In 2019, those who are leading the technology charge are millennials who have grown up with the internet. All of this technology is intimidating to older workers who must adapt to the change around them. It sometimes causes friction.
Major Opportunities if We Can Talk
Whenever I deliver a keynote address or teach a breakout session on change management, I must often address the differences between early technology adopters and technology adapters. Fearful, glazed-over looks often meet my glance. It should not be that way.
Change has its enemies, as RFK noted, but he would also see that early adopters often lack the experience and breadth of business knowledge that Boomers and Gen-Xers bring.
The adopters might say, “Look at what we have here,” while the adapters might ask, “What if we adapt the technology? Could it do this or that?”
Technology must be empowered by application. It must solve problems. Managing change allows everyone in the organization to embrace the technology needed to get them where they need to go as an organization. Group effort can empower everyone.
By finding a common purpose, we find common ground. Adopters and adapters can live happily ever after, but the key is open communication. Of this fact, RFK would approve.
Mike Hourigan, Change Management Breakout Speaker

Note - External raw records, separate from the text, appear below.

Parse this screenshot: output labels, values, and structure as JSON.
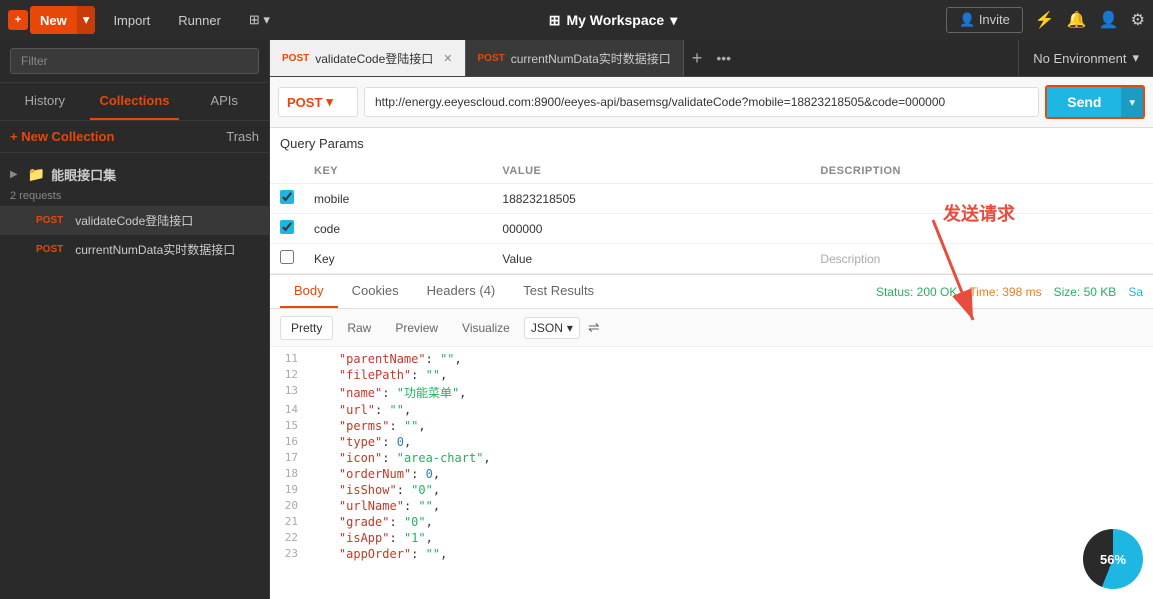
{
  "topbar": {
    "new_label": "New",
    "import_label": "Import",
    "runner_label": "Runner",
    "workspace_label": "My Workspace",
    "invite_label": "Invite"
  },
  "sidebar": {
    "search_placeholder": "Filter",
    "tabs": [
      {
        "id": "history",
        "label": "History"
      },
      {
        "id": "collections",
        "label": "Collections"
      },
      {
        "id": "apis",
        "label": "APIs"
      }
    ],
    "new_collection_label": "+ New Collection",
    "trash_label": "Trash",
    "collection": {
      "name": "能眼接口集",
      "count": "2 requests",
      "requests": [
        {
          "method": "POST",
          "name": "validateCode登陆接口",
          "active": true
        },
        {
          "method": "POST",
          "name": "currentNumData实时数据接口",
          "active": false
        }
      ]
    }
  },
  "tabs": [
    {
      "method": "POST",
      "label": "validateCode登陆接口",
      "active": true,
      "closable": true
    },
    {
      "method": "POST",
      "label": "currentNumData实时数据接口",
      "active": false,
      "closable": false
    }
  ],
  "no_environment": "No Environment",
  "request": {
    "method": "POST",
    "url": "http://energy.eeyescloud.com:8900/eeyes-api/basemsg/validateCode?mobile=18823218505&code=000000",
    "send_label": "Send"
  },
  "query_params": {
    "title": "Query Params",
    "columns": [
      "KEY",
      "VALUE",
      "DESCRIPTION"
    ],
    "rows": [
      {
        "checked": true,
        "key": "mobile",
        "value": "18823218505",
        "description": ""
      },
      {
        "checked": true,
        "key": "code",
        "value": "000000",
        "description": ""
      },
      {
        "checked": false,
        "key": "",
        "value": "",
        "description": ""
      }
    ],
    "key_placeholder": "Key",
    "value_placeholder": "Value",
    "description_placeholder": "Description"
  },
  "body_tabs": [
    {
      "id": "body",
      "label": "Body"
    },
    {
      "id": "cookies",
      "label": "Cookies"
    },
    {
      "id": "headers",
      "label": "Headers (4)"
    },
    {
      "id": "test_results",
      "label": "Test Results"
    }
  ],
  "status": {
    "status_text": "Status: 200 OK",
    "time_text": "Time: 398 ms",
    "size_text": "Size: 50 KB",
    "save_text": "Sa"
  },
  "code_toolbar": {
    "tabs": [
      "Pretty",
      "Raw",
      "Preview",
      "Visualize"
    ],
    "format": "JSON",
    "active_tab": "Pretty"
  },
  "code_lines": [
    {
      "num": "11",
      "code": "    \"parentName\": \"\","
    },
    {
      "num": "12",
      "code": "    \"filePath\": \"\","
    },
    {
      "num": "13",
      "code": "    \"name\": \"功能菜单\","
    },
    {
      "num": "14",
      "code": "    \"url\": \"\","
    },
    {
      "num": "15",
      "code": "    \"perms\": \"\","
    },
    {
      "num": "16",
      "code": "    \"type\": 0,"
    },
    {
      "num": "17",
      "code": "    \"icon\": \"area-chart\","
    },
    {
      "num": "18",
      "code": "    \"orderNum\": 0,"
    },
    {
      "num": "19",
      "code": "    \"isShow\": \"0\","
    },
    {
      "num": "20",
      "code": "    \"urlName\": \"\","
    },
    {
      "num": "21",
      "code": "    \"grade\": \"0\","
    },
    {
      "num": "22",
      "code": "    \"isApp\": \"1\","
    },
    {
      "num": "23",
      "code": "    \"appOrder\": \"\","
    }
  ],
  "annotation": {
    "text": "发送请求"
  },
  "widget": {
    "percent": "56%"
  }
}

For more information on Mike Hourigan’s dynamic change management keynotes and breakout session change management training, call him today at: (704) 875-3030 or fill out the form below.